Everything that we saw in Libya is being repeated in Syria. The report by the Independent International Commission of Inquiry on the Syrian Arab Republic adduces testimony to gross violations of international humanitarian law by the rebels, no matter the report tries to vindicate their actions . It refers to documented instances of killings, lynch law trials and other gross violations of human rights committed by the militants of the so called Free Syrian Army. “The commission highlights the fact that FSA members, including local commanders that have command responsibility, may incur criminal responsibility under international law”.
The use of chemical weapons by rebels proves the fact that they are guilty of mass atrocities punishable by international law. The United States and other states which provide assistance to them are to be held accountable for these activities in accordance with international law…

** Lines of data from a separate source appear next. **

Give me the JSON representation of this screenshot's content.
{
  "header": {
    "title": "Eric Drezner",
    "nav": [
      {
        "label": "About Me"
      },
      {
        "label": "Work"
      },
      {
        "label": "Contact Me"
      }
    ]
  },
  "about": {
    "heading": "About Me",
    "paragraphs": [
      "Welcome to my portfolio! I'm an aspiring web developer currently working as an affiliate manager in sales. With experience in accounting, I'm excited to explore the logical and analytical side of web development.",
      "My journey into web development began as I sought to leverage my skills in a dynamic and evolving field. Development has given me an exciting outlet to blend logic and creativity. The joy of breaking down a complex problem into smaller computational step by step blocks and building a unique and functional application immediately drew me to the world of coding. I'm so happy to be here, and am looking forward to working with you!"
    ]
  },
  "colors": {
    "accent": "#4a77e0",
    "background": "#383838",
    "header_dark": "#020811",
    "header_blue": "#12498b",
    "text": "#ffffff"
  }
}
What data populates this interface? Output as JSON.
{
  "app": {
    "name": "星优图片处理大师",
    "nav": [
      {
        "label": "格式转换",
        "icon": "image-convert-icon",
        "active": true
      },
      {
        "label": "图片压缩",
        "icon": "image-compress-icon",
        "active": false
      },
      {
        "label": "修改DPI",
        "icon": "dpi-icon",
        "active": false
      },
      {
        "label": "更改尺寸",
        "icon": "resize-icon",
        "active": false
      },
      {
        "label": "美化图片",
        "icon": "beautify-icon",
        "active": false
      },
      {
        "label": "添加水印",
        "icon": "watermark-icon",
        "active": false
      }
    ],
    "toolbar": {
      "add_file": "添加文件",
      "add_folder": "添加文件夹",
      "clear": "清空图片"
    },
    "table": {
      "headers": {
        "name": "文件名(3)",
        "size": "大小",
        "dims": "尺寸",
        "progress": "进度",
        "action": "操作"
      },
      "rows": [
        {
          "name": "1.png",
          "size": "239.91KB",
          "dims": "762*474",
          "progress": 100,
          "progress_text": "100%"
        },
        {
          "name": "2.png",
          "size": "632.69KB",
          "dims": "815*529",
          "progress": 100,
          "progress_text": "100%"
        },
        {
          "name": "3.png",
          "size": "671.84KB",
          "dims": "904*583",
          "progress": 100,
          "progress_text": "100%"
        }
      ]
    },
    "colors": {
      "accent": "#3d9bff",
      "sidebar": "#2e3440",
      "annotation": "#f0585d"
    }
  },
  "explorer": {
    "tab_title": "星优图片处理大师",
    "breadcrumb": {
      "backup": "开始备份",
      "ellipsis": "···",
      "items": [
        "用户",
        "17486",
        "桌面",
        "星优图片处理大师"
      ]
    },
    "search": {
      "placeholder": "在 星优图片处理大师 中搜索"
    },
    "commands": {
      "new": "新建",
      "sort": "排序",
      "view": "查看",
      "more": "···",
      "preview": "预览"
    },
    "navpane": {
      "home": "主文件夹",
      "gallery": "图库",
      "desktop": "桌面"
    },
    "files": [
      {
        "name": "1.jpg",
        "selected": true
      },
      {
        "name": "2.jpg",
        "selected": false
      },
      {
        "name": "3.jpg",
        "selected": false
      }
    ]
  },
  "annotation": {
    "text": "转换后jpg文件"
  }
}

 For instance: Olivier Corten and Vaios Koutroulisy. The Illegality of Military Support to Rebels in the Libyan War: Aspects of jus contra bellum and jus in bello // Journal of Conflict & Security Law. 2013. № . 1. Р.5-32.
 This provision was formulated by UN International Court in the case of Nicaragua versus the United States of America in 1986.
 Case Concerning Military And Paramilitary Activities In And Against Nicaragua (Nicaragua V. United States Of America).Merits. Judgment Of 27 June 1986 // UN International Court official website:: http://www.icj-cij.org/docket/files/70/6503.pdf.
 Report of the International Commission of Inquiry on Libya. UN document: A/HRC/19/68, March 8 2012 // Official UN website: http://www.ohchr.org/Documents/HRBodies/HRCouncil/RegularSession/Session19/A.HRC.19.68.pdf.
 Olivier Corten and Vaios Koutroulisy. The Illegality of Military Support to Rebels in the Libyan War: Aspects of jus contra bellum and jus in bello // Journal of Conflict & Security Law. 2013. № . 1. Р.19-28.
 For instance, according to the Commission, in late January 2012 in Karm Al Zeitun, FSA members and others lynched a man suspected of working with the State security forces and paraded his body on a pickup truck through the streets…In Homs, FSA members were found to have tortured and executed suspected Shabbiha members in retaliation for abuses committed by Shabbiha or plain clothed security officials posing as them. Some armed civilians in Homs, including armed civilians belonging to the FSA, sought to exact blood revenge for abuses by killing family members of security personnel or Shabbiha. The FSA leadership in Homs and also the local coordination committee denounced such collective reprisals and tried to contain them (italics by author). The very wording of the following piece of report highlights the degree of the inquiry commission’s “independence.” It goes as follows, “Credible reports indicated that members of FSA groups in other locations had tortured or summarily executed captured members of the armed forces or security forces. In mid-November 2011, members of the FSA near Talbiseh tortured a member of Military Intelligence during an interrogation. The captured man was beaten, whipped with a cable and threatened with a knife. In late November 2011, a FSA group from Rf Dimashq captured, tortured and killed a member of the security forces.” This piece proves that the goal pursued by commission was to display its impartiality by admitting the rebels did commit crimes, but at the same time, the criminal activities are vindicated by constantly stressing that the criminal activities are committed solely against the government security forces and army to take revenge for the acts of atrocity they had commutes before.
 The Report of the independent international commission of inquiry on the Syrian Arab Republic; UN Document:A/HRC/19/69 February 22, 2012 // UN official website: http://daccess-dds-ny.un.org/doc/UNDOC/GEN/G12/106/13/PDF/G1210613.pdf?OpenElement